It doesn’t matter if the water is moving or is virtually calm, jugs work well in either condition. When setting jugs on a lake, I prefer to find a bay away from the boat traffic and set them in a circular shape. I don’t need other boaters running over my gear and I’m sure they wouldn’t be too happy to have their prop tangled with a heavy nylon line. In rivers, simply toss jugs about 15 feet apart from one another and allow them to drift with the current close to a bank with laydowns. Other good locations for the jugs are gravel bars. It’s easier to set all of your jugs on the same side of the river too, as this will make them easier to retrieve and to keep an eye on while you’re drifting along “fishing.” Never set out more jugs than you can control and never leave them in the water unattended.
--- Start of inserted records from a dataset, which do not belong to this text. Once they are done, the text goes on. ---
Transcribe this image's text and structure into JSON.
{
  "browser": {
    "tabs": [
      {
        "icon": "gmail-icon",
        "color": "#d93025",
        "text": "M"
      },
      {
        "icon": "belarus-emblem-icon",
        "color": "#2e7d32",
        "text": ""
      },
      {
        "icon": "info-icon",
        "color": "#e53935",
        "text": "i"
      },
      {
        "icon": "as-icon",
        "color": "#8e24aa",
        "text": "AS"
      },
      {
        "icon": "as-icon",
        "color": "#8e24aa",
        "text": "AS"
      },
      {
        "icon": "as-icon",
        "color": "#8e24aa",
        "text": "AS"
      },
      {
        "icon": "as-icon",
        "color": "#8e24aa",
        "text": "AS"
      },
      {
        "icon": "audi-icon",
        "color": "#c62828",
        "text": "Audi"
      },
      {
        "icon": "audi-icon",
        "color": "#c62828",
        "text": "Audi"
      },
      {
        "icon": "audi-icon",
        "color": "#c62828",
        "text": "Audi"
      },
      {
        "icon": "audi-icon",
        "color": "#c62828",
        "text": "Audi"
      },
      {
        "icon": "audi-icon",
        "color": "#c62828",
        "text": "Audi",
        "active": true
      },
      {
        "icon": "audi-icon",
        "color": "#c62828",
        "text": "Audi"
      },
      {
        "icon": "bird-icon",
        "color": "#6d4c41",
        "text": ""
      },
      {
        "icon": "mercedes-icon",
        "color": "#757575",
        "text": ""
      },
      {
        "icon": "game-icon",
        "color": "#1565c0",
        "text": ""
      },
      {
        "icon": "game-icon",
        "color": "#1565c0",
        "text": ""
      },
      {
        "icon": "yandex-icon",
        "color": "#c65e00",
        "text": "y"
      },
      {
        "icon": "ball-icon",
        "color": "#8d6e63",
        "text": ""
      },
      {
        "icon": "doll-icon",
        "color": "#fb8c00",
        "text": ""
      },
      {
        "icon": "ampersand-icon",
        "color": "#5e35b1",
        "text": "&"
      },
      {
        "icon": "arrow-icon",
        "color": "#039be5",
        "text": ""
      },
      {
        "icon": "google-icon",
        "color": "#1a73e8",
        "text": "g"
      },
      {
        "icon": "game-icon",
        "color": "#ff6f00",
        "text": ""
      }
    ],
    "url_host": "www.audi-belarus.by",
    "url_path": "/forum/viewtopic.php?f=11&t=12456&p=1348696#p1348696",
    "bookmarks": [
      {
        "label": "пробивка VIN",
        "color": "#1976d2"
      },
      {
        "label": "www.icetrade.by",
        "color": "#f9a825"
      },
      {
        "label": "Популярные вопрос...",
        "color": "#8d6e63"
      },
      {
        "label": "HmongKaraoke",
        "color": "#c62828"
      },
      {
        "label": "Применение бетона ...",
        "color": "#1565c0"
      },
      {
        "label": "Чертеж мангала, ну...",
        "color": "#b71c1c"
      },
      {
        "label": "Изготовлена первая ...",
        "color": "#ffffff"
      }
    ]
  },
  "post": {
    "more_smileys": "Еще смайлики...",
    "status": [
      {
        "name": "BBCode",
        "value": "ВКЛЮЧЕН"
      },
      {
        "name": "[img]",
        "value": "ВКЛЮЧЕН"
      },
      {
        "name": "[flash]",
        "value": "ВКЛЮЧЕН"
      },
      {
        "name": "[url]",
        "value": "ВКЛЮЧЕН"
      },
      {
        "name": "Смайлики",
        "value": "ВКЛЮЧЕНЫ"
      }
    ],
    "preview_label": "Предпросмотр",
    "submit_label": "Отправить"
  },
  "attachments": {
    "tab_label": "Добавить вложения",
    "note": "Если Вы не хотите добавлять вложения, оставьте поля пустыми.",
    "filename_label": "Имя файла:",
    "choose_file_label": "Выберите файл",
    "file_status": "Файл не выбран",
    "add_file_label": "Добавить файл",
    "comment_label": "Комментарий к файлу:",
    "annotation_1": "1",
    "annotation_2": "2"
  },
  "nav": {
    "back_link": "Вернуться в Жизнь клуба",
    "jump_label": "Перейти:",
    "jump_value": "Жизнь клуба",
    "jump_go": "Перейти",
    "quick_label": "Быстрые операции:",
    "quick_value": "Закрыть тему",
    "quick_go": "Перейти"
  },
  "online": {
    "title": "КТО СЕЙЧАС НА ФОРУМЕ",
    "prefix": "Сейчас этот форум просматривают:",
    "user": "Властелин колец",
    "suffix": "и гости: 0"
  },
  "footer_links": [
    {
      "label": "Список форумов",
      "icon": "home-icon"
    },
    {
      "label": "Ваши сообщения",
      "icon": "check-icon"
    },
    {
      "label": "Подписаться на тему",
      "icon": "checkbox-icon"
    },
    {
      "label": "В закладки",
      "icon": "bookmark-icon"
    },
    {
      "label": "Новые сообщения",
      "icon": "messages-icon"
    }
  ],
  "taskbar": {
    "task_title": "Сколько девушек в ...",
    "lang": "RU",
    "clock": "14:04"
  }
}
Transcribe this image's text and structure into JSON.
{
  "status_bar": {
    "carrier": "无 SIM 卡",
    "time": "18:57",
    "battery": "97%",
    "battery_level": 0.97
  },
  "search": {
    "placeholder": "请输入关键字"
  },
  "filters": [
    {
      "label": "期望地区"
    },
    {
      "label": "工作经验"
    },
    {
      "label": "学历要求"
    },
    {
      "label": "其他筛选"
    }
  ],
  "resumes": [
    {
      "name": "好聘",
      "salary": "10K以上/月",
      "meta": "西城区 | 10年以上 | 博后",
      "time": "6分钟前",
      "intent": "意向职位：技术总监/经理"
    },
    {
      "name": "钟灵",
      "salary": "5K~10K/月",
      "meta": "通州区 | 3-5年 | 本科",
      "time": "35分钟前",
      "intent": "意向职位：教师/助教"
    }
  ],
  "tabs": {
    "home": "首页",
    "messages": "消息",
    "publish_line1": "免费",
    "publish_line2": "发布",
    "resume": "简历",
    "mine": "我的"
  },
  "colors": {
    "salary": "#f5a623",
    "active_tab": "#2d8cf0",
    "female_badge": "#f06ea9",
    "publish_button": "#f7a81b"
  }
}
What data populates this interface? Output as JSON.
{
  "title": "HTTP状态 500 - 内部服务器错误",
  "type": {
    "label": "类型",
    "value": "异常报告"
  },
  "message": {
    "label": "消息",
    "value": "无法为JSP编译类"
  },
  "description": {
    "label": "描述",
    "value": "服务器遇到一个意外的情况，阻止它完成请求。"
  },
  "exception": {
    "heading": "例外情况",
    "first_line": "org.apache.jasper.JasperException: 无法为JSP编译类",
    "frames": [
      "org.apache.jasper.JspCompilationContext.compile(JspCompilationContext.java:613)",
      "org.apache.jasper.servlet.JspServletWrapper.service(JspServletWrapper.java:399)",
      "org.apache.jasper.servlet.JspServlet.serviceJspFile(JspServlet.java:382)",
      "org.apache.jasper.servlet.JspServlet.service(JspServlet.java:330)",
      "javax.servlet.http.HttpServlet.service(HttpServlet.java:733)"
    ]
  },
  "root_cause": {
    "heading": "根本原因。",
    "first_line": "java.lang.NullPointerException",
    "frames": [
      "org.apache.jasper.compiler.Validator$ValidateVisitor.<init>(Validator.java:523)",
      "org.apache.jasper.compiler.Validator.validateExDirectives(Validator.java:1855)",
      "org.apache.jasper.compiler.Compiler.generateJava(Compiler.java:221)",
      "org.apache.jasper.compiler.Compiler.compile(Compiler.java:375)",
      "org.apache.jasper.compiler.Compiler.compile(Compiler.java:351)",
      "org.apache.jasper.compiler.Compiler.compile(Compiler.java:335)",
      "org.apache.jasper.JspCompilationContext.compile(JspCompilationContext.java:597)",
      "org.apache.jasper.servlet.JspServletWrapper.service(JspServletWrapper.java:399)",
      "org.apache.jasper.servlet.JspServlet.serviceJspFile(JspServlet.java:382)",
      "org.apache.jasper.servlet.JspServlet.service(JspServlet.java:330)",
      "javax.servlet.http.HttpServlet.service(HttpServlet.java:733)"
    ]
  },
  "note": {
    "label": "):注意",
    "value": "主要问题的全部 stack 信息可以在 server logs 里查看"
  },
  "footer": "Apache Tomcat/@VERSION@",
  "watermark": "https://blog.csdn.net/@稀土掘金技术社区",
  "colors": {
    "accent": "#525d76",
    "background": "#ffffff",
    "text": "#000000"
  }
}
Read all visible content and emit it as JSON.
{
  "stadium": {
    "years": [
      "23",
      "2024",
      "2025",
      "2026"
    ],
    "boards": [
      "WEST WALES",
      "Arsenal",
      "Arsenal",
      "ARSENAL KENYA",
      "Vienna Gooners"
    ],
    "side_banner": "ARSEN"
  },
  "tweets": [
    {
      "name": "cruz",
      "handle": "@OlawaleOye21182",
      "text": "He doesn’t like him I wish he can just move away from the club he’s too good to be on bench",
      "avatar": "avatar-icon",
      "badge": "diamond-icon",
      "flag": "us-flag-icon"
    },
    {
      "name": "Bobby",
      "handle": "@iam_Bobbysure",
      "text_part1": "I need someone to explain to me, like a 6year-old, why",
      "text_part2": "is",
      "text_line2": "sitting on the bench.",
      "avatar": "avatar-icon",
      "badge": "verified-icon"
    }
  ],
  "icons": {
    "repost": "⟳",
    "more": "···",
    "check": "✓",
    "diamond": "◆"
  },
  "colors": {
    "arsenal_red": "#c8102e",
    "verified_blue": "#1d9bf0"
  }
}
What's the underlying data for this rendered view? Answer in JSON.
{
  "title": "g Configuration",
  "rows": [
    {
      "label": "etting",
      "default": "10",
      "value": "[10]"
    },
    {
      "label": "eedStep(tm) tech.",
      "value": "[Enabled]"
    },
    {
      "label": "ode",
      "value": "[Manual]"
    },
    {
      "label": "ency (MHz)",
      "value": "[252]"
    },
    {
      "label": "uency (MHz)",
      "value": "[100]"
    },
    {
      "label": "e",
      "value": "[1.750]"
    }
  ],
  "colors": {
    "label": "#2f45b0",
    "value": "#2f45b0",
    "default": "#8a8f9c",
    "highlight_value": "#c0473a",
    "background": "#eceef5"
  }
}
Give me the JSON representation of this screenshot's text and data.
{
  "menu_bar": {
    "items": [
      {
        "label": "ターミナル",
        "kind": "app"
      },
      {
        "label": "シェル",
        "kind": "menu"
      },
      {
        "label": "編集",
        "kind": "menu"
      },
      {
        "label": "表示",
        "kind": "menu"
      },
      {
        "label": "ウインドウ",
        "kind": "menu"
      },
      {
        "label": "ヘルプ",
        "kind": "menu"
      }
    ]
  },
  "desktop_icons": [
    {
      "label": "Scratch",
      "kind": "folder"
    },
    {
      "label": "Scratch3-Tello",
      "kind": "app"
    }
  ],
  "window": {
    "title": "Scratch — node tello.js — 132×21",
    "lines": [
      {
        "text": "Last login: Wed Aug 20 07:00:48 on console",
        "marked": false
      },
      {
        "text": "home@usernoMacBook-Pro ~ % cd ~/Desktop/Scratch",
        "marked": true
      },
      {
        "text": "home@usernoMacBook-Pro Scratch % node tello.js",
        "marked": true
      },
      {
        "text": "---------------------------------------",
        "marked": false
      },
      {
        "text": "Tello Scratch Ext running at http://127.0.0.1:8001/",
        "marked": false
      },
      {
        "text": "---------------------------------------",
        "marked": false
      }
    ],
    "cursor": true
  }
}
Always take them with you when you’re done for the day. To retrieve your jugs, either when you have hooked a fish or when you’re finished, use a metal gaff hook attached to an old broom handle to hook the line and pull it in.

I can’t think of a better way to spend a lazy summer July afternoon than fishing with jugs. Give it a try. You might just wonder why you haven’t given it a chance before.